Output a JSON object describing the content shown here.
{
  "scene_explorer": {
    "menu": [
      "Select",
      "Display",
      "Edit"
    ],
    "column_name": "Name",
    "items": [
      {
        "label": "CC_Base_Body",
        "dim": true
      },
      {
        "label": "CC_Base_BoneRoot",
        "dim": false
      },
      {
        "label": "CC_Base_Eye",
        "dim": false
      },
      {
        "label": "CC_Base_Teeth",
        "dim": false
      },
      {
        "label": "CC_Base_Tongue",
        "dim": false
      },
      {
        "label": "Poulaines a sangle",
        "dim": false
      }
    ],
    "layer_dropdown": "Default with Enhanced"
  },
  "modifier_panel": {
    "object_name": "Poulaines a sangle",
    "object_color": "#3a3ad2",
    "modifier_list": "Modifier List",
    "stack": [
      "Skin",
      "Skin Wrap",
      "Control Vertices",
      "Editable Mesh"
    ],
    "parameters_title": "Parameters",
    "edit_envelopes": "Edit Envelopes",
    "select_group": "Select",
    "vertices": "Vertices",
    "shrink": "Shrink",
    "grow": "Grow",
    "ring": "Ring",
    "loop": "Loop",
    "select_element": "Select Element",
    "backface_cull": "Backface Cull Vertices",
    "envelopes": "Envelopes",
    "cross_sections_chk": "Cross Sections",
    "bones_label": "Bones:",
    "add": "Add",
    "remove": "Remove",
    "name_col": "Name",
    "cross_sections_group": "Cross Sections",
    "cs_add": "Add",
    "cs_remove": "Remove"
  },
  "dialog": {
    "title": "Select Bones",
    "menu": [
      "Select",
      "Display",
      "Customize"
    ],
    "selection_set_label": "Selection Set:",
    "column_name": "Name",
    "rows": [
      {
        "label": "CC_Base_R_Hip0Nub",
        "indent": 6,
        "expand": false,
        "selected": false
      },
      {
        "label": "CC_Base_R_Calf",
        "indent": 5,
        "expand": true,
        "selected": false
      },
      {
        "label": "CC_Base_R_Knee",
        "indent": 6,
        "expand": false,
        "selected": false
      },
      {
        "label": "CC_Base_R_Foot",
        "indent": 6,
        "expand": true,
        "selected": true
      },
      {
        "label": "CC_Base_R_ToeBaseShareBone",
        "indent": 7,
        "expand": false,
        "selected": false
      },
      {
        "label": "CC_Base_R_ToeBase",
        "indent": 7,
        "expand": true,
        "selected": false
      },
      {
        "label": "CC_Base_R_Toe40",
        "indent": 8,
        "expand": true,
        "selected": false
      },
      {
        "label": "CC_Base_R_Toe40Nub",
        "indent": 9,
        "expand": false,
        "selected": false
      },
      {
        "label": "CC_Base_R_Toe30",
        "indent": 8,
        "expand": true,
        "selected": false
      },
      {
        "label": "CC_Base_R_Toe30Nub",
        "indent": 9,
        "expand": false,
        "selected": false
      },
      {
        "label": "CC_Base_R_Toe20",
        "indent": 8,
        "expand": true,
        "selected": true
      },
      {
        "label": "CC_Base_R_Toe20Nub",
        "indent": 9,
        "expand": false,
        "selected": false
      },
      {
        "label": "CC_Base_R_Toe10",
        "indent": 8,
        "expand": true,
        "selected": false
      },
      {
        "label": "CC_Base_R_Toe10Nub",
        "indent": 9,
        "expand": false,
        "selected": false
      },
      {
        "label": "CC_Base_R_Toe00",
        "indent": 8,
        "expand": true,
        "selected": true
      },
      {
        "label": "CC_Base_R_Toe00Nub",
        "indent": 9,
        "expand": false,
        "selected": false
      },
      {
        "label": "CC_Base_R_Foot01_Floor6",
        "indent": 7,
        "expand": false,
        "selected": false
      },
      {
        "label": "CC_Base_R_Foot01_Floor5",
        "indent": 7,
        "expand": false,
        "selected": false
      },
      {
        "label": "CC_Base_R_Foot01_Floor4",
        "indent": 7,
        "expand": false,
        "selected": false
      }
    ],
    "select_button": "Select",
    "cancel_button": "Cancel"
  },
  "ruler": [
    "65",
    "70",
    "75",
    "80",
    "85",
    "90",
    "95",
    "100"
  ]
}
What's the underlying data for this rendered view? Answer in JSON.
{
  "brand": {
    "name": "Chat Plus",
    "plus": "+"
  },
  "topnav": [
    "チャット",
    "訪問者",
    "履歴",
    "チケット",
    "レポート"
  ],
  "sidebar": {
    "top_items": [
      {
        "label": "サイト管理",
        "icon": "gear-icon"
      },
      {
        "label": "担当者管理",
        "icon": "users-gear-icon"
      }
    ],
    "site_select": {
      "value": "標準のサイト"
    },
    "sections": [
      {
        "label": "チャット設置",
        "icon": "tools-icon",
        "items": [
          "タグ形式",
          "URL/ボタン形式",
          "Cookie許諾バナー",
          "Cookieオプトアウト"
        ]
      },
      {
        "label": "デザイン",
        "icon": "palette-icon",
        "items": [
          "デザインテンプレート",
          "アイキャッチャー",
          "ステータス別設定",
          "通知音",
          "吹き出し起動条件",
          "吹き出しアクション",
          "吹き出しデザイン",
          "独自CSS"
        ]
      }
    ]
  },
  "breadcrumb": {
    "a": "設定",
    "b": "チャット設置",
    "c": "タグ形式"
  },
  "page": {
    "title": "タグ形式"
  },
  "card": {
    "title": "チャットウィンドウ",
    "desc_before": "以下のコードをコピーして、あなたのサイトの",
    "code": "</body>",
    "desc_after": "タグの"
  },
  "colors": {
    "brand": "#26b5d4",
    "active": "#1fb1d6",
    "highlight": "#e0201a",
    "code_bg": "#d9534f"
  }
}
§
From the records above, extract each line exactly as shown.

### Answer to the exercise
Output a JSON object describing the content shown here.
{
  "scene_explorer": {
    "menu": [
      "Select",
      "Display",
      "Edit"
    ],
    "column_name": "Name",
    "items": [
      {
        "label": "CC_Base_Body",
        "dim": true
      },
      {
        "label": "CC_Base_BoneRoot",
        "dim": false
      },
      {
        "label": "CC_Base_Eye",
        "dim": false
      },
      {
        "label": "CC_Base_Teeth",
        "dim": false
      },
      {
        "label": "CC_Base_Tongue",
        "dim": false
      },
      {
        "label": "Poulaines a sangle",
        "dim": false
      }
    ],
    "layer_dropdown": "Default with Enhanced"
  },
  "modifier_panel": {
    "object_name": "Poulaines a sangle",
    "object_color": "#3a3ad2",
    "modifier_list": "Modifier List",
    "stack": [
      "Skin",
      "Skin Wrap",
      "Control Vertices",
      "Editable Mesh"
    ],
    "parameters_title": "Parameters",
    "edit_envelopes": "Edit Envelopes",
    "select_group": "Select",
    "vertices": "Vertices",
    "shrink": "Shrink",
    "grow": "Grow",
    "ring": "Ring",
    "loop": "Loop",
    "select_element": "Select Element",
    "backface_cull": "Backface Cull Vertices",
    "envelopes": "Envelopes",
    "cross_sections_chk": "Cross Sections",
    "bones_label": "Bones:",
    "add": "Add",
    "remove": "Remove",
    "name_col": "Name",
    "cross_sections_group": "Cross Sections",
    "cs_add": "Add",
    "cs_remove": "Remove"
  },
  "dialog": {
    "title": "Select Bones",
    "menu": [
      "Select",
      "Display",
      "Customize"
    ],
    "selection_set_label": "Selection Set:",
    "column_name": "Name",
    "rows": [
      {
        "label": "CC_Base_R_Hip0Nub",
        "indent": 6,
        "expand": false,
        "selected": false
      },
      {
        "label": "CC_Base_R_Calf",
        "indent": 5,
        "expand": true,
        "selected": false
      },
      {
        "label": "CC_Base_R_Knee",
        "indent": 6,
        "expand": false,
        "selected": false
      },
      {
        "label": "CC_Base_R_Foot",
        "indent": 6,
        "expand": true,
        "selected": true
      },
      {
        "label": "CC_Base_R_ToeBaseShareBone",
        "indent": 7,
        "expand": false,
        "selected": false
      },
      {
        "label": "CC_Base_R_ToeBase",
        "indent": 7,
        "expand": true,
        "selected": false
      },
      {
        "label": "CC_Base_R_Toe40",
        "indent": 8,
        "expand": true,
        "selected": false
      },
      {
        "label": "CC_Base_R_Toe40Nub",
        "indent": 9,
        "expand": false,
        "selected": false
      },
      {
        "label": "CC_Base_R_Toe30",
        "indent": 8,
        "expand": true,
        "selected": false
      },
      {
        "label": "CC_Base_R_Toe30Nub",
        "indent": 9,
        "expand": false,
        "selected": false
      },
      {
        "label": "CC_Base_R_Toe20",
        "indent": 8,
        "expand": true,
        "selected": true
      },
      {
        "label": "CC_Base_R_Toe20Nub",
        "indent": 9,
        "expand": false,
        "selected": false
      },
      {
        "label": "CC_Base_R_Toe10",
        "indent": 8,
        "expand": true,
        "selected": false
      },
      {
        "label": "CC_Base_R_Toe10Nub",
        "indent": 9,
        "expand": false,
        "selected": false
      },
      {
        "label": "CC_Base_R_Toe00",
        "indent": 8,
        "expand": true,
        "selected": true
      },
      {
        "label": "CC_Base_R_Toe00Nub",
        "indent": 9,
        "expand": false,
        "selected": false
      },
      {
        "label": "CC_Base_R_Foot01_Floor6",
        "indent": 7,
        "expand": false,
        "selected": false
      },
      {
        "label": "CC_Base_R_Foot01_Floor5",
        "indent": 7,
        "expand": false,
        "selected": false
      },
      {
        "label": "CC_Base_R_Foot01_Floor4",
        "indent": 7,
        "expand": false,
        "selected": false
      }
    ],
    "select_button": "Select",
    "cancel_button": "Cancel"
  },
  "ruler": [
    "65",
    "70",
    "75",
    "80",
    "85",
    "90",
    "95",
    "100"
  ]
}
What's the underlying data for this rendered view? Answer in JSON.
{
  "brand": {
    "name": "Chat Plus",
    "plus": "+"
  },
  "topnav": [
    "チャット",
    "訪問者",
    "履歴",
    "チケット",
    "レポート"
  ],
  "sidebar": {
    "top_items": [
      {
        "label": "サイト管理",
        "icon": "gear-icon"
      },
      {
        "label": "担当者管理",
        "icon": "users-gear-icon"
      }
    ],
    "site_select": {
      "value": "標準のサイト"
    },
    "sections": [
      {
        "label": "チャット設置",
        "icon": "tools-icon",
        "items": [
          "タグ形式",
          "URL/ボタン形式",
          "Cookie許諾バナー",
          "Cookieオプトアウト"
        ]
      },
      {
        "label": "デザイン",
        "icon": "palette-icon",
        "items": [
          "デザインテンプレート",
          "アイキャッチャー",
          "ステータス別設定",
          "通知音",
          "吹き出し起動条件",
          "吹き出しアクション",
          "吹き出しデザイン",
          "独自CSS"
        ]
      }
    ]
  },
  "breadcrumb": {
    "a": "設定",
    "b": "チャット設置",
    "c": "タグ形式"
  },
  "page": {
    "title": "タグ形式"
  },
  "card": {
    "title": "チャットウィンドウ",
    "desc_before": "以下のコードをコピーして、あなたのサイトの",
    "code": "</body>",
    "desc_after": "タグの"
  },
  "colors": {
    "brand": "#26b5d4",
    "active": "#1fb1d6",
    "highlight": "#e0201a",
    "code_bg": "#d9534f"
  }
}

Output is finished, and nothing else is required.